When it comes to cancer prevention, you probably already know that it’s important to eat more broccoli and tomatoes, drink more green tea, and incorporate flaxseeds into your diet. These foods are famed cancer fighters. But there are other little-known warriors that can give your diet an anticancer boost.
1. Dandelion greens
Dandelion greens have many anticancer compounds, including alpha-carotene, alpha-lipoic acid, beta-carotene, lutein, and zeaxanthin. Research published in the International Journal of Oncology found that dandelion leaf extract decreased the growth of breast cancer cells and stopped prostate cancer cells from invading healthy tissue samples. Meanwhile, an extract from the roots of the dandelion plant stopped breast cancer cells from invading healthy cells.
According to researchers, ginger’s anticancer potential is due to several natural compounds, including gingerol, paradol, shogaol, and zerumbone. Research in the International Journal of Preventive Medicine found that ginger may help with control of breast, colorectal, gastric, liver, prostate, and skin cancers.
“Ginger’s anticancer potential is due to several natural compounds, including gingerol, paradol, shogaol, and zerumbone.”
Microgreens are truly small but mighty. In a study published in the Journal of Agriculture and Food Chemistry, researchers found that microgreens contained up to 40 times as many nutrients as their full-grown vegetable counterparts. That included anticancer nutrients like vitamin C, carotenoids (beta-carotene, lutein, and zeaxanthin), and vitamin E.
In a study conducted at Hiroshima University, Japan, researchers assessed the long-term effects of miso consumption on animals with lung cancer and found that those who were fed miso that had been fermented over many months experienced a significant reduction in number of lung tumors and adenocarcinomas (a specific form of lung and glandular cancers). They concluded that dietary supplementation with long-term fermented miso could exert preventive effects on lung cancer. Other research demonstrates miso’s protective effect against breast cancer.
A study in the Journal of the Science of Food and Agriculture found that parsley acts as an antioxidant that destroys free radicals before they harm cells, protects DNA from damage that can lead to cancer or other diseases, and inhibits the proliferation and migration of cancer cells.
Early studies demonstrate that pomegranate fruit and juice hold promise for inhibiting different types of cancer, including lung, colon, skin, breast, and prostate cancers and leukemia.
Sauerkraut is made from cabbage, one of the best anticancer foods. During the sauerkraut fermentation process, nutrients in the cabbage are transformed into additional anticancer compounds known as isothiocyanates. Sauerkraut with live cultures is also a source of probiotics (good bacteria), and research shows certain probiotics may soon have a key role in cancer prevention and treatment.
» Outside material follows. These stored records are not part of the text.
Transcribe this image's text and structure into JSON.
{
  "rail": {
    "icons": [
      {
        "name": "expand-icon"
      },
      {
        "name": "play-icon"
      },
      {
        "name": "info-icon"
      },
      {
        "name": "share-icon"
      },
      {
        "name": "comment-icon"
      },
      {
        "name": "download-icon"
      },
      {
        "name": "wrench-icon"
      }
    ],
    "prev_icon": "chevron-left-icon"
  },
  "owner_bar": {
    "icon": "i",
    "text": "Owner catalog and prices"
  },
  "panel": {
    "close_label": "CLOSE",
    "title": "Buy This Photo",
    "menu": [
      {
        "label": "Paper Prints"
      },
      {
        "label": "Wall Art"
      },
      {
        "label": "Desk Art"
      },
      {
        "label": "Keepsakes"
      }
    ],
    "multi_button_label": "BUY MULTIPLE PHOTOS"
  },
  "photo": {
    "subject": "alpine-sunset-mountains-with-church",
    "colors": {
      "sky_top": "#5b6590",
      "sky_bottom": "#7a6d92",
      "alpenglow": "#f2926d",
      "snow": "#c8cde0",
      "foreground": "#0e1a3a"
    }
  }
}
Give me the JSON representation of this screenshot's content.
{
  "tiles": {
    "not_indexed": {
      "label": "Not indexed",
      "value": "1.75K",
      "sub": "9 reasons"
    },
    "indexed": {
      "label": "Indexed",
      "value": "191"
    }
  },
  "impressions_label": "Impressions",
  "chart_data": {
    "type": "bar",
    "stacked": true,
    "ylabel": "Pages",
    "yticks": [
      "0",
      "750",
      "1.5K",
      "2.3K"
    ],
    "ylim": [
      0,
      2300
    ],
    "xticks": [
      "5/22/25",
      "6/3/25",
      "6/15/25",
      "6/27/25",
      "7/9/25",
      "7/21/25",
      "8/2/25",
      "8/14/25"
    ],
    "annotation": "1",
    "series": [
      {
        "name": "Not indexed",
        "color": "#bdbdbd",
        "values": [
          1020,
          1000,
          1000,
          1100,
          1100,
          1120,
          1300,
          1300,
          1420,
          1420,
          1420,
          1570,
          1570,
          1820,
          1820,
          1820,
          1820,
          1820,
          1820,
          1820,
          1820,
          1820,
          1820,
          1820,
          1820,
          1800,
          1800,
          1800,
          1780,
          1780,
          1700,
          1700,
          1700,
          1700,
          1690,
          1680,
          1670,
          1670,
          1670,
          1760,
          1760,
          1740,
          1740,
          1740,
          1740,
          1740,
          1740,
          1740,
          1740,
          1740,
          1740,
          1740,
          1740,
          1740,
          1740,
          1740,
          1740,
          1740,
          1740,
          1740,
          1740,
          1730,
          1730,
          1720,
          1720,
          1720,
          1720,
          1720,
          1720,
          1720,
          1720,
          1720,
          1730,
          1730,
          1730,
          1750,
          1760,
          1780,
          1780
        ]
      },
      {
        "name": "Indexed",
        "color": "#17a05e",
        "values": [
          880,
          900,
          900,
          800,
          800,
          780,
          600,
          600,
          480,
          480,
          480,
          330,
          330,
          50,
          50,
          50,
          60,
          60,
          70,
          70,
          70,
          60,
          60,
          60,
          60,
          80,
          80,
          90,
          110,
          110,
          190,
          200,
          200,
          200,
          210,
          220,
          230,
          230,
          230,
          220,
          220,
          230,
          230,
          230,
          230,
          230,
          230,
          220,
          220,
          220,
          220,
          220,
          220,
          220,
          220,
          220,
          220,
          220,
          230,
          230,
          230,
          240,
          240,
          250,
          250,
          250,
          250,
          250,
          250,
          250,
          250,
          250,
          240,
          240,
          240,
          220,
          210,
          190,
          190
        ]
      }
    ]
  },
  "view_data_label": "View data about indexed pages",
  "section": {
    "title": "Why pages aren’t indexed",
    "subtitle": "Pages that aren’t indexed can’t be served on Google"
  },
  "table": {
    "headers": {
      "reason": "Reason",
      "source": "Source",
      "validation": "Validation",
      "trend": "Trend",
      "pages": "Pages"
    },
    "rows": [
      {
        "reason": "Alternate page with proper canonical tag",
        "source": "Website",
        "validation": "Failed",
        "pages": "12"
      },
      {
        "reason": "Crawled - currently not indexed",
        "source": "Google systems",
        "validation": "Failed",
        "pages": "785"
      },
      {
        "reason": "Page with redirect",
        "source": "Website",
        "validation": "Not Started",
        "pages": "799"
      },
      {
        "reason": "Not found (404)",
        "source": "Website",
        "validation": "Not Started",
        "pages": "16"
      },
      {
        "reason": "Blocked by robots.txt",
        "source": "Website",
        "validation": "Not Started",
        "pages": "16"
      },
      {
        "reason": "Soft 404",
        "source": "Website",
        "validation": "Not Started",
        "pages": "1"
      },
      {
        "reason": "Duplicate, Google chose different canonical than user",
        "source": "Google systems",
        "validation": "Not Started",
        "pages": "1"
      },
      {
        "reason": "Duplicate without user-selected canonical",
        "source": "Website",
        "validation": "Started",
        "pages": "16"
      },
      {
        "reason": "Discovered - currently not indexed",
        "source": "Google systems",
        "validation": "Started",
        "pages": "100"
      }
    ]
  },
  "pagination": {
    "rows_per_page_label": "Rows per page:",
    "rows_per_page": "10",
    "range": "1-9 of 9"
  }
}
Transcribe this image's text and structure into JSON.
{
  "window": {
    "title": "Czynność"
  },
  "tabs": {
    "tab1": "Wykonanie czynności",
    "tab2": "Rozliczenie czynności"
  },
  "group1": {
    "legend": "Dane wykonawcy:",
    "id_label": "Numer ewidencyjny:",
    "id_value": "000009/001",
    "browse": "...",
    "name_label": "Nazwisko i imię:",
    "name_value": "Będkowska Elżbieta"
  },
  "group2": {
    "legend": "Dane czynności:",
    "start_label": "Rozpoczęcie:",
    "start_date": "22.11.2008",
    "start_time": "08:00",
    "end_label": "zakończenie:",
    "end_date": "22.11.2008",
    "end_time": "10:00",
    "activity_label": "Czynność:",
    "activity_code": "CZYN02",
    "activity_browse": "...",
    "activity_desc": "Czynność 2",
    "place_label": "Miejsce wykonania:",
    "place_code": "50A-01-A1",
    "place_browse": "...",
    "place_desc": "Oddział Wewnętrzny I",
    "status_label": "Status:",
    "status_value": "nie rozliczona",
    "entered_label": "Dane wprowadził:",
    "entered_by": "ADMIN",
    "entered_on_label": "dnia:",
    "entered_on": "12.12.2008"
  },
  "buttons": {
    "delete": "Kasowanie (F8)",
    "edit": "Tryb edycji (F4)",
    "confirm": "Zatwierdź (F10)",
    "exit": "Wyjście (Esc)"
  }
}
Fucoidans found in seaweed have shown antitumor activity against different types of cancer, including lung cancer, melanoma, lymphoma, and breast cancer. Keep in mind that sea vegetables, just like fish, can soak up toxins like heavy metals from surrounding waters. Purchase wisely by seeking out bags of dried organic seaweed from health food stores.
While you may think of turmeric as a delicious curry ingredient or brain health booster, its main active compound, curcumin, shows promise against certain cancers. In a study published in the medical journal Precision Oncology, researchers found that curcumin starved and shrank prostate cancer tumors. Other research has found curcumin may reduce colon cancer risk.
Herbs and supplements for more support
When your diet is lacking in nutrients or you just want to take extra precautionary measures, consider these supplements for immune system support.
Epigallocatechin gallate (EGCG) found in green tea has demonstrated effectiveness against some types of cancer.
One of the carotenoids needed for strong immune health, lutein has anticancer properties.
Plentiful research, including a study in the journal Anticancer Agents in Medicinal Chemistry, shows lycopene may help protect against prostate cancer.
Research shows that, provided you don’t exceed recommended dosages, the essential mineral selenium can help with cancer prevention.
Research in the journal Science Reports found that vitamin A, beta-carotene, and lycopene in the diet might assist in fighting pancreatic cancer.
A critical nutrient for immune health, vitamin C helps fight free-radical damage linked to cancer.
Not only is vitamin D connected to preventing many types of cancer, but a study published in the Journal of Clinical Oncology suggested vitamin D may also help prolong lifespan in people suffering from cancer.
Beta-sitosterol is basically plant cholesterol. This plant cholesterol can be helpful in reducing harmful LDL cholesterol in humans and restoring immune system health to help fight disease.
How to make a delicious roasted dandelion root smoothie.